Good Losers, Bad Losers continued...
It's that level of support that may be crucial to keeping weight off, says Leslie Bonci (pronounced BAWN-see), MPH, RD, director of sports nutrition at the University of Pittsburgh Medical Center. Bonci is nutrition consultant to several professional, college, and high school sports teams as well as to the Pittsburgh Ballet Theatre company.
"People doing Weight Watchers are keeping some ties to it. They go to meetings they are tracked better than in other programs," Bonci tells WebMD. "And with this type of eating pattern, it is not a diet in the strict sense of the word. It helps people find a certain calorie level that makes them good losers and keeps them maintaining the weight loss."
Bonci says that people who lose weight and keep it off -- whether they are on Weight Watchers or not -- have several things in common:
- They take in 1,400 calories a day: 56% from carbs, 24% from fat, and 20% from protein
- They eat breakfast every day
- They eat four or more small meals over the course of the day
- They get exercise every day
You don't have to be a Weight Watcher to keep lost weight off. But Bonci says that many people make the mistake of thinking they can go it alone. Few can. Bonci says that when people ask her for weight-loss help, she insists on a three-month commitment at the very least.
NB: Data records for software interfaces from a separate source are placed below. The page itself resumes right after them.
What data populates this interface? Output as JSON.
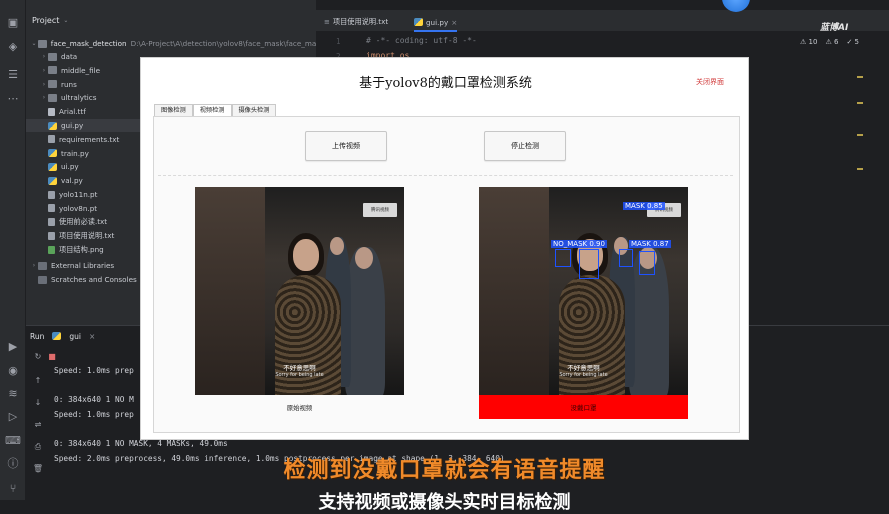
{
  "project": {
    "header": "Project",
    "root_name": "face_mask_detection",
    "root_path": "D:\\A-Project\\A\\detection\\yolov8\\face_mask\\face_mas",
    "items": [
      {
        "label": "data",
        "kind": "folder"
      },
      {
        "label": "middle_file",
        "kind": "folder"
      },
      {
        "label": "runs",
        "kind": "folder"
      },
      {
        "label": "ultralytics",
        "kind": "folder"
      },
      {
        "label": "Arial.ttf",
        "kind": "ttf"
      },
      {
        "label": "gui.py",
        "kind": "py"
      },
      {
        "label": "requirements.txt",
        "kind": "txt"
      },
      {
        "label": "train.py",
        "kind": "py"
      },
      {
        "label": "ui.py",
        "kind": "py"
      },
      {
        "label": "val.py",
        "kind": "py"
      },
      {
        "label": "yolo11n.pt",
        "kind": "txt"
      },
      {
        "label": "yolov8n.pt",
        "kind": "txt"
      },
      {
        "label": "使用前必读.txt",
        "kind": "txt"
      },
      {
        "label": "项目使用说明.txt",
        "kind": "txt"
      },
      {
        "label": "项目结构.png",
        "kind": "png"
      }
    ],
    "external": "External Libraries",
    "scratches": "Scratches and Consoles"
  },
  "editor": {
    "tabs": [
      "项目使用说明.txt",
      "gui.py"
    ],
    "line_numbers": [
      "1",
      "2"
    ],
    "code_lines": [
      "# -*- coding: utf-8 -*-",
      "import os"
    ],
    "warnings": {
      "warn": "10",
      "weak": "6",
      "typo": "5"
    }
  },
  "run": {
    "label": "Run",
    "config": "gui",
    "lines": [
      "Speed: 1.0ms prep",
      "",
      "0: 384x640 1 NO M",
      "Speed: 1.0ms prep",
      "",
      "0: 384x640 1 NO MASK, 4 MASKs, 49.0ms",
      "Speed: 2.0ms preprocess, 49.0ms inference, 1.0ms postprocess per image at shape (1, 3, 384, 640)"
    ]
  },
  "app": {
    "title": "基于yolov8的戴口罩检测系统",
    "close_label": "关闭界面",
    "tabs": [
      "图像检测",
      "视频检测",
      "摄像头检测"
    ],
    "active_tab": 1,
    "upload_button": "上传视频",
    "stop_button": "停止检测",
    "original_caption": "原始视频",
    "result_caption": "没戴口罩",
    "subtitle_cn": "不好意思啊",
    "subtitle_en": "Sorry for being late",
    "channel_logo": "腾讯视频",
    "detections": [
      {
        "label": "MASK 0.85"
      },
      {
        "label": "NO_MASK 0.90"
      },
      {
        "label": "MASK 0.87"
      }
    ]
  },
  "overlay": {
    "caption": "检测到没戴口罩就会有语音提醒",
    "caption2": "支持视频或摄像头实时目标检测",
    "watermark": "蓝博AI"
  },
  "colors": {
    "accent": "#3574f0",
    "alert": "#ff0000",
    "caption": "#f08a2a"
  }
}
"It is going to take them that long to make the changes they need," she says. "I find that those who come in more regularly are doing the best. They may not be dropping pounds and pounds and pounds right off the bat, but they steadily lose weight and maintain that."